Students often ask how to come up with a paper topic. It’s a really good question, especially when we don’t have a lot of experience coming up with our own topics — when we are used to someone telling us what to write about — it can be daunting. We want to write something profound, insightful, and “right.” We don’t want to look stupid.
So, where do we begin?
First, we throw out the idea that we are being judged. This is good advice for life, too.
When I was young, my mom used to tell me the world didn’t revolve around me. (I found myself saying that to my children when I had them.) It sounds like you’re being told not to be selfish, but, in fact, what you’re being told is that while you are the protagonist of your own narrative, so everyone else is the protagonist of his or her own. People aren’t paying as much attention to you as you think they are. Believe it or not, when a professor is reading your paper, they are thinking about ways to help you, to make your writing or your argument stronger, not about how smart or stupid you are.
Let that knowledge free you.
Forget about being profound and insightful for a minute, too.
If you are an athlete or an artist of any sort, you know that you can’t perform if you are overthinking your performance. To do well, you need to let go of your consciousness of yourself. You need to be in the groove, in the flow.
It’s the same thing with writing.
If you spend your energy trying to sound smart or trying to figure out how to get an A on this paper, you will not do a good job and you certainly will not have a good time.
A good time? Yes. A good time.
Imagine you are sitting with your friends having a conversation about something you are all interested in. This should be your model for writing a paper and it is where you want to begin to find your paper topic.
What interests you?
If you are being asked to write about a piece of literature and you get to choose the text you write about, do not try to figure out 1) what text your professor likes best; 2) what would be easiest; 3) what would be most impressive; 4) what your friend is writing about; 5) what has the best secondary sources.
Start with what interests you. What text did you like? Or hate? What got your attention, your interest? What moved you? Pick a text you find most interesting. If you’re really gushing about all of the texts you’ve read for a class, just close your eyes and point. Do not spend a lot of time stressing about the perfect text to write about. There’s no such thing. Just pick one you find interesting.
You don’t need to know your thesis at this point.
Your next step is to ask yourself what you liked or didn’t like about it. In other words, why did you pick this text? (If you tried to cheat by skipping the previous step or by choosing a text based on 1, 2, 3, 4, or 5 above, you’ve already shot yourself in the foot. Go back and do it right.)
Write down your thoughts about what you liked or didn’t like. Open the book, the play, the poem, the screenplay, the graphic novel… Pick out examples of the things you liked or didn’t like. Write them down.
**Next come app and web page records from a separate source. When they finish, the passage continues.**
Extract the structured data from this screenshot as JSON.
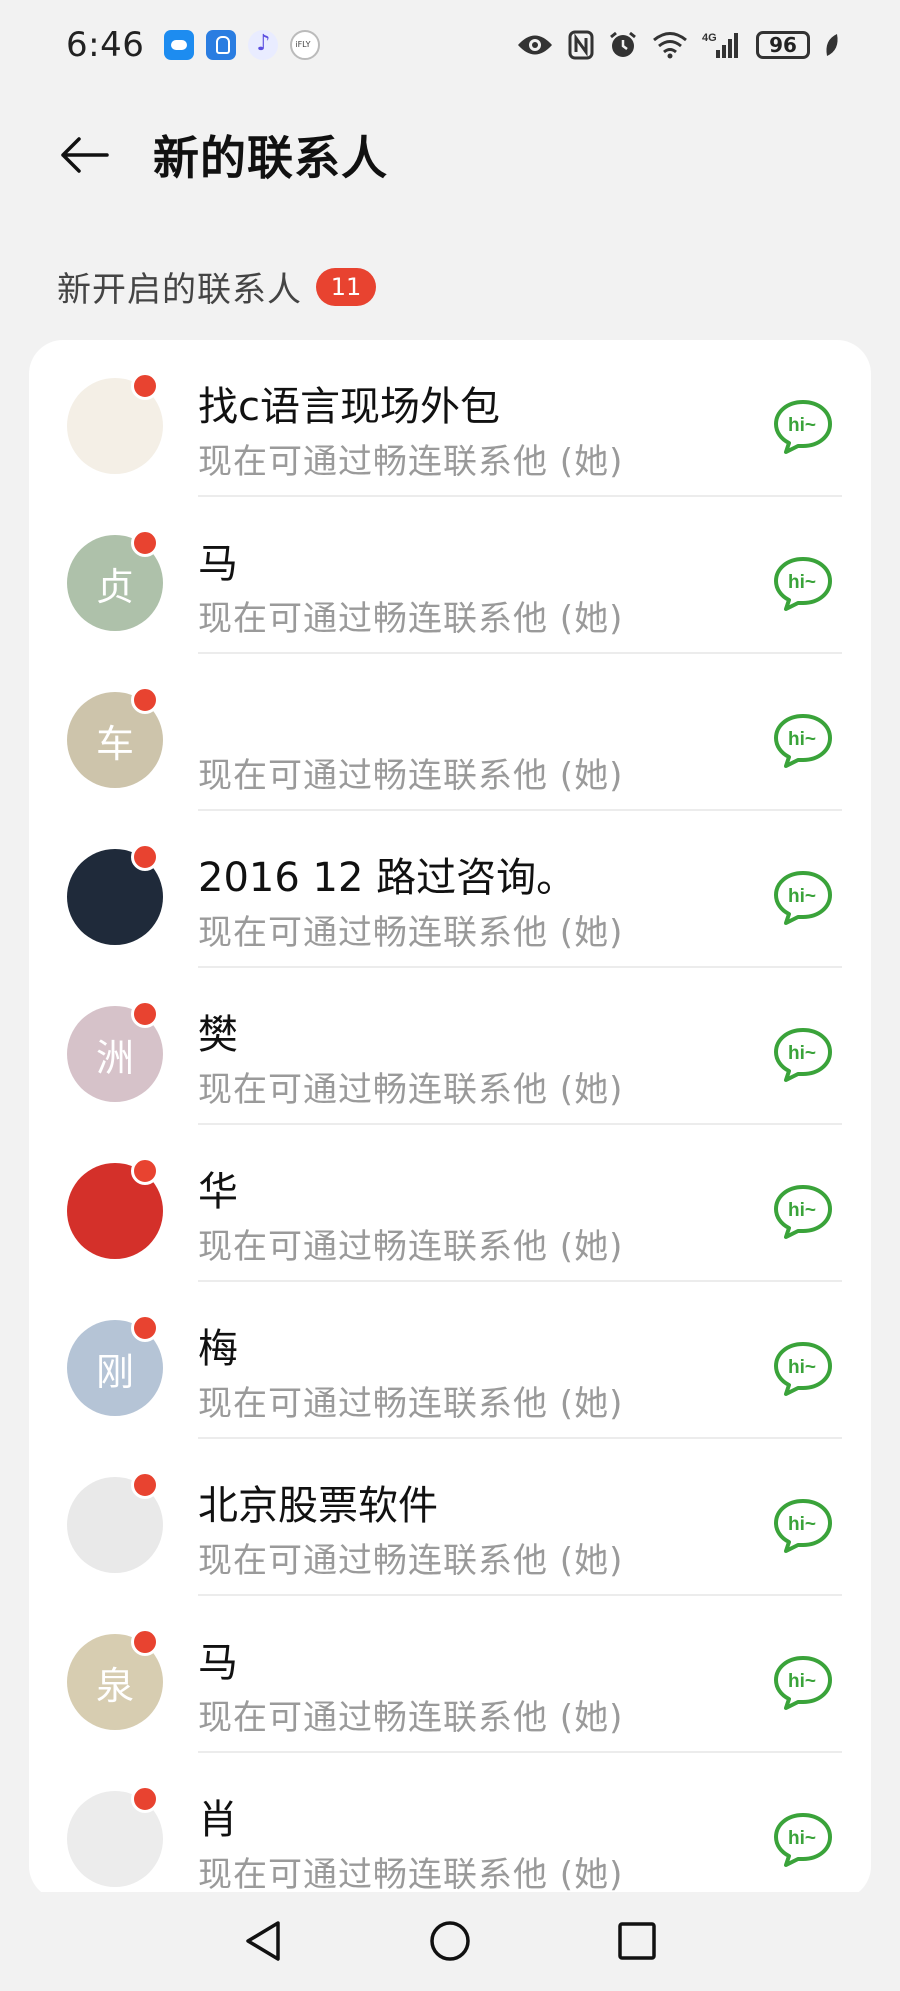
{
  "status": {
    "time": "6:46",
    "battery": "96",
    "network": "4G"
  },
  "header": {
    "title": "新的联系人"
  },
  "section": {
    "label": "新开启的联系人",
    "count": "11"
  },
  "contacts": [
    {
      "name": "找c语言现场外包",
      "subtitle": "现在可通过畅连联系他 (她)",
      "avatar_text": "",
      "avatar_color": "#f4efe6"
    },
    {
      "name": "马",
      "subtitle": "现在可通过畅连联系他 (她)",
      "avatar_text": "贞",
      "avatar_color": "#aec1aa"
    },
    {
      "name": "",
      "subtitle": "现在可通过畅连联系他 (她)",
      "avatar_text": "车",
      "avatar_color": "#cdc4ab"
    },
    {
      "name": "2016 12 路过咨询。",
      "subtitle": "现在可通过畅连联系他 (她)",
      "avatar_text": "",
      "avatar_color": "#1f2a3a"
    },
    {
      "name": "樊",
      "subtitle": "现在可通过畅连联系他 (她)",
      "avatar_text": "洲",
      "avatar_color": "#d6c2c9"
    },
    {
      "name": "华",
      "subtitle": "现在可通过畅连联系他 (她)",
      "avatar_text": "",
      "avatar_color": "#d4302a"
    },
    {
      "name": "梅",
      "subtitle": "现在可通过畅连联系他 (她)",
      "avatar_text": "刚",
      "avatar_color": "#b5c4d6"
    },
    {
      "name": "北京股票软件",
      "subtitle": "现在可通过畅连联系他 (她)",
      "avatar_text": "",
      "avatar_color": "#e9e9e9"
    },
    {
      "name": "马",
      "subtitle": "现在可通过畅连联系他 (她)",
      "avatar_text": "泉",
      "avatar_color": "#d7cdb1"
    },
    {
      "name": "肖",
      "subtitle": "现在可通过畅连联系他 (她)",
      "avatar_text": "",
      "avatar_color": "#ececec"
    }
  ],
  "colors": {
    "accent_green": "#3aa33a",
    "badge_red": "#e84330",
    "background": "#f2f2f2"
  },
  "icons": {
    "back": "arrow-left-icon",
    "greet": "hi-chat-bubble-icon",
    "nav_back": "triangle-back-icon",
    "nav_home": "circle-home-icon",
    "nav_recent": "square-recents-icon"
  }
}
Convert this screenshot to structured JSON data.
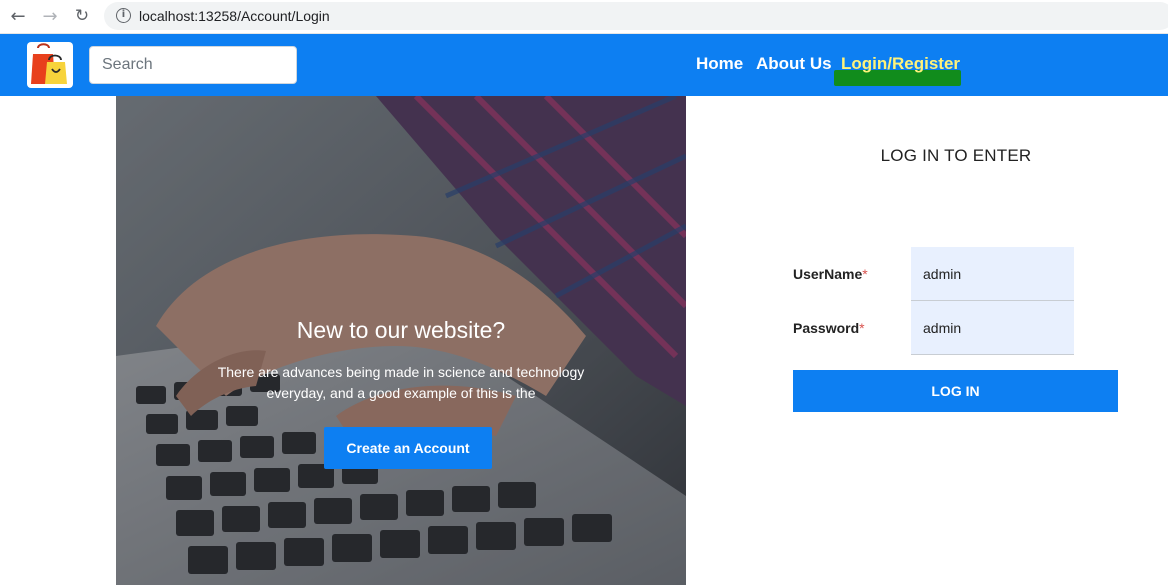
{
  "browser": {
    "url": "localhost:13258/Account/Login",
    "back_icon": "arrow-left-icon",
    "forward_icon": "arrow-right-icon",
    "reload_icon": "reload-icon",
    "info_icon": "info-circle-icon"
  },
  "navbar": {
    "logo_icon": "shopping-bags-icon",
    "search_placeholder": "Search",
    "links": [
      {
        "label": "Home"
      },
      {
        "label": "About Us"
      },
      {
        "label": "Login/Register"
      }
    ],
    "bg_color": "#0d7ff2",
    "active_link_color": "#fff27a",
    "active_link_highlight": "#118c1c"
  },
  "hero": {
    "title": "New to our website?",
    "text": "There are advances being made in science and technology everyday, and a good example of this is the",
    "button_label": "Create an Account"
  },
  "login": {
    "heading": "LOG IN TO ENTER",
    "username_label": "UserName",
    "password_label": "Password",
    "required_mark": "*",
    "username_value": "admin",
    "password_value": "admin",
    "button_label": "LOG IN"
  }
}
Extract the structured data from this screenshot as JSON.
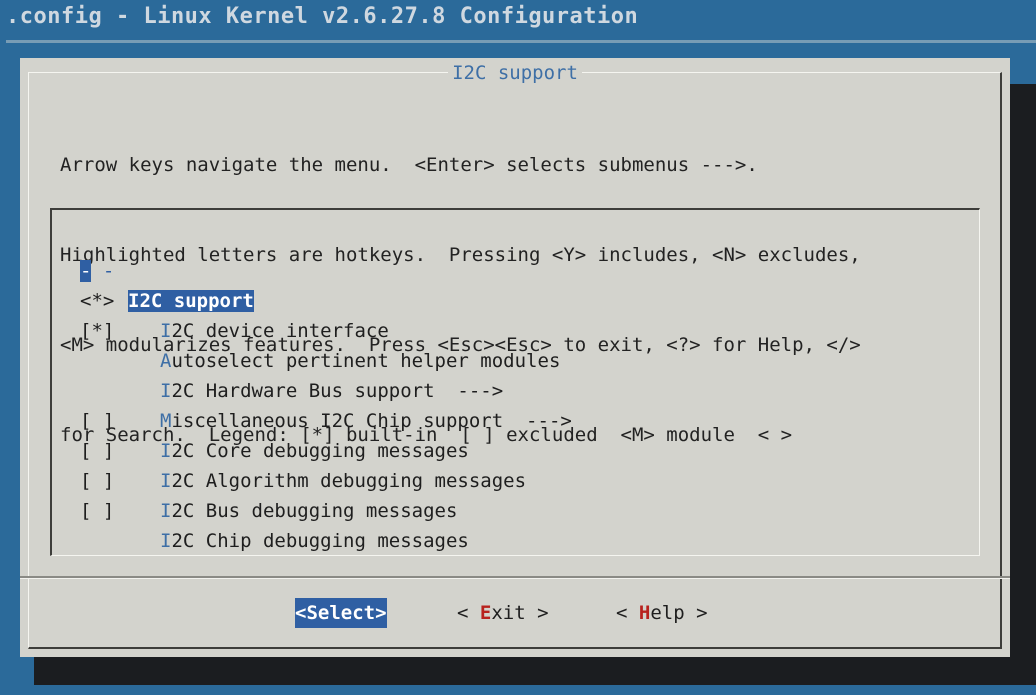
{
  "backtitle": ".config - Linux Kernel v2.6.27.8 Configuration",
  "dialog": {
    "title": "I2C support",
    "help_lines": [
      "Arrow keys navigate the menu.  <Enter> selects submenus --->.",
      "Highlighted letters are hotkeys.  Pressing <Y> includes, <N> excludes,",
      "<M> modularizes features.  Press <Esc><Esc> to exit, <?> for Help, </>",
      "for Search.  Legend: [*] built-in  [ ] excluded  <M> module  < >"
    ]
  },
  "menu": {
    "selected": {
      "mark_first": "-",
      "mark_second": "-",
      "label": "I2C support"
    },
    "items": [
      {
        "mark": "<*>",
        "hotkey": "I",
        "rest": "2C device interface"
      },
      {
        "mark": "[*]",
        "hotkey": "A",
        "rest": "utoselect pertinent helper modules"
      },
      {
        "mark": "",
        "hotkey": "I",
        "rest": "2C Hardware Bus support  --->"
      },
      {
        "mark": "",
        "hotkey": "M",
        "rest": "iscellaneous I2C Chip support  --->"
      },
      {
        "mark": "[ ]",
        "hotkey": "I",
        "rest": "2C Core debugging messages"
      },
      {
        "mark": "[ ]",
        "hotkey": "I",
        "rest": "2C Algorithm debugging messages"
      },
      {
        "mark": "[ ]",
        "hotkey": "I",
        "rest": "2C Bus debugging messages"
      },
      {
        "mark": "[ ]",
        "hotkey": "I",
        "rest": "2C Chip debugging messages"
      }
    ]
  },
  "buttons": {
    "select": {
      "pre": "<",
      "hot": "S",
      "post": "elect>"
    },
    "exit": {
      "pre": "< ",
      "hot": "E",
      "post": "xit >"
    },
    "help": {
      "pre": "< ",
      "hot": "H",
      "post": "elp >"
    }
  },
  "colors": {
    "background": "#2b6a9a",
    "dialog": "#d3d3cd",
    "highlight": "#2f5fa3",
    "hotkey": "#3e6fa6",
    "button_hotkey": "#b8221e"
  }
}
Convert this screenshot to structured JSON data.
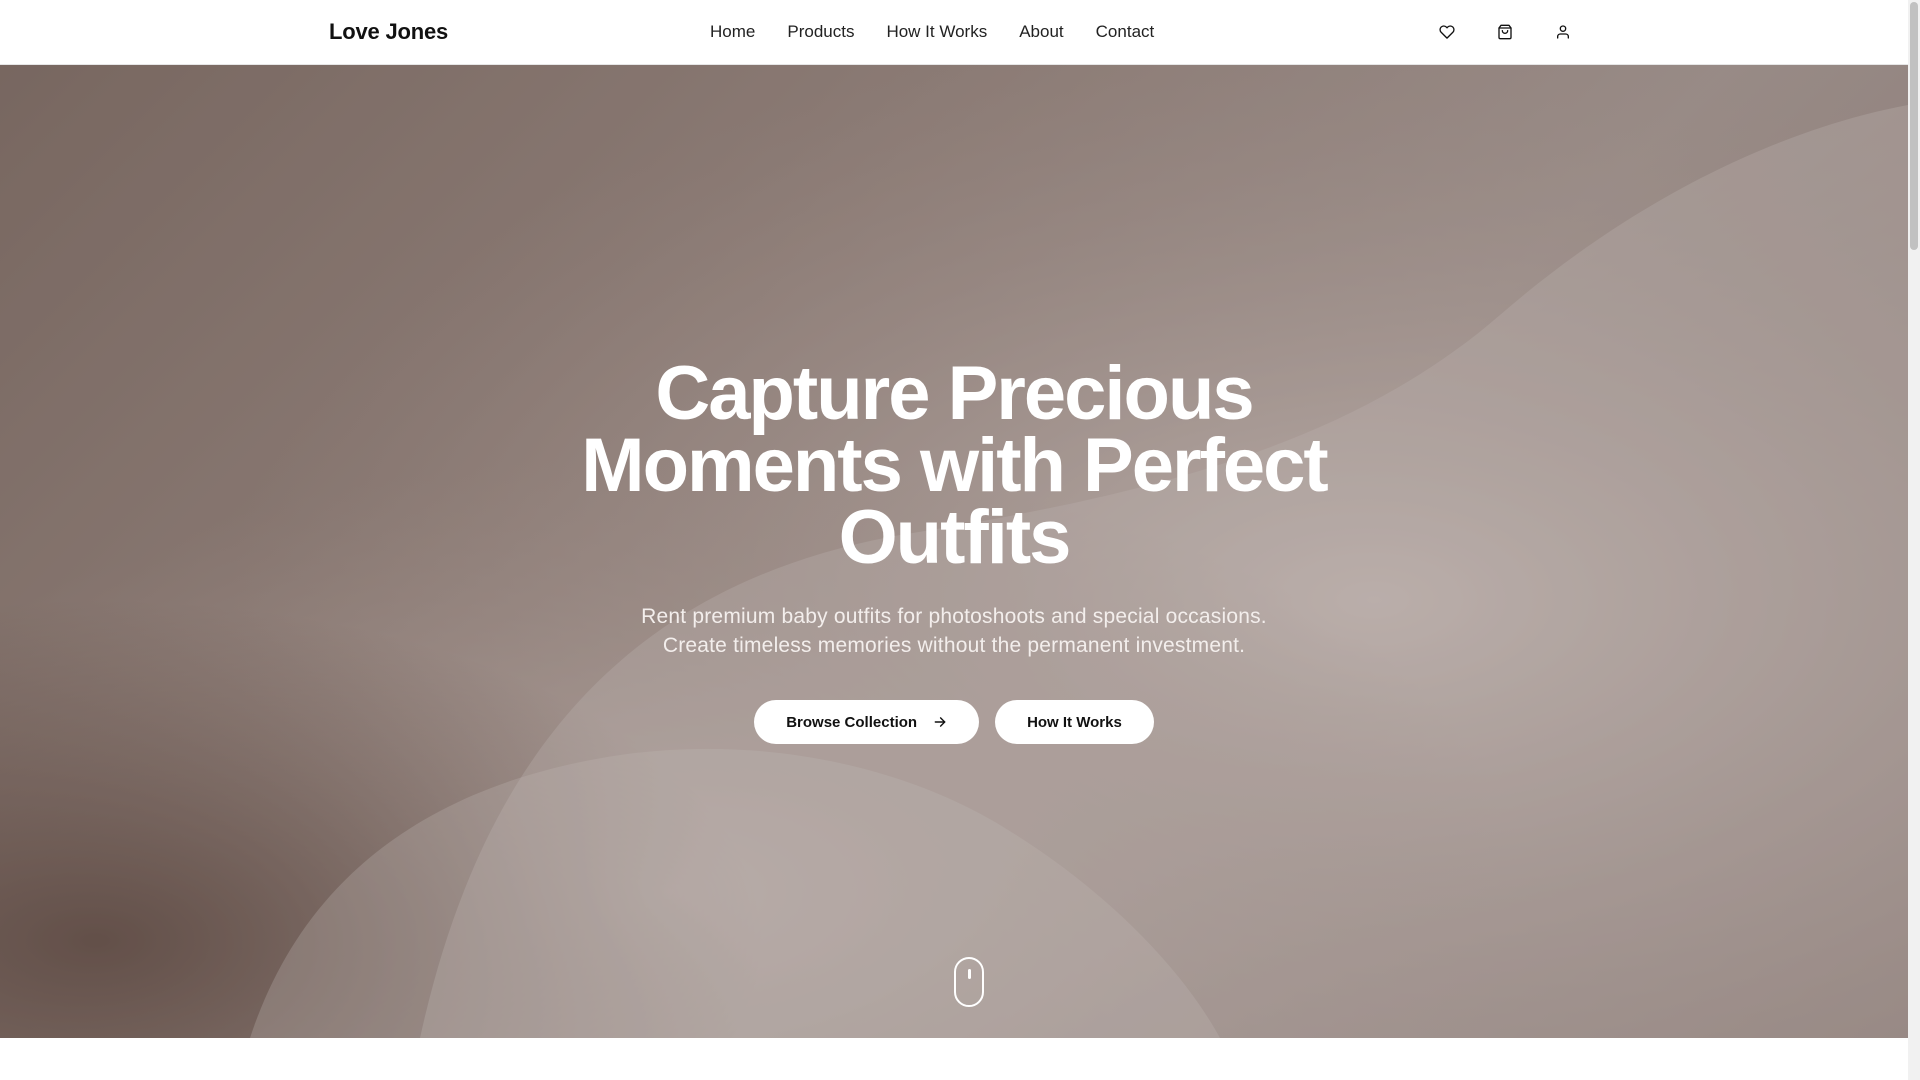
{
  "header": {
    "brand": "Love Jones",
    "nav": [
      "Home",
      "Products",
      "How It Works",
      "About",
      "Contact"
    ],
    "icons": [
      "heart-icon",
      "shopping-bag-icon",
      "user-icon"
    ]
  },
  "hero": {
    "title": "Capture Precious Moments with Perfect Outfits",
    "subtitle_line1": "Rent premium baby outfits for photoshoots and special occasions.",
    "subtitle_line2": "Create timeless memories without the permanent investment.",
    "primary_button": "Browse Collection",
    "secondary_button": "How It Works",
    "scroll_indicator": "mouse-icon"
  },
  "colors": {
    "overlay": "#8c7a72",
    "button_bg": "#ffffff",
    "text_dark": "#111111"
  }
}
Once you’ve written down everything you liked or didn’t like or found curious, step back and look at what you’ve written. Is there a theme? A focus? Get creative. Can you find connections between some of the things you’ve listed? If you can, you’ve got your topic. It might not be a thesis yet. It might not be fully formed. But it’s starting to take shape.
If it isn’t obvious to you at this point what you should be writing about, show your list to someone else, preferably someone who is familiar with the text.
Your professor would be a good choice. Find out his or her office hours and show up. Bring the notes your just wrote. (By the way, your professor will be very impressed by your smarts if you do this. He or she will have plenty of good things to say about you, your initiative, your thoughtfulness, your enthusiasm, your organization skills and all those things your future employers will want to hear about. In other words, your professor will be able to write you much better letters of recommendation if you show up to his or her office hours and talk about your thought process and ask questions.)
Often talking about your ideas with someone else will help you figure out what you want to say about your topic.
M. Forster once said, “How do I know what I think until I see what I say?” He was right. Putting it on paper, bouncing it off another person, these are techniques for knowing what you think. Once you’ve got that, you’re well on your way to writing a brilliant, insightful paper.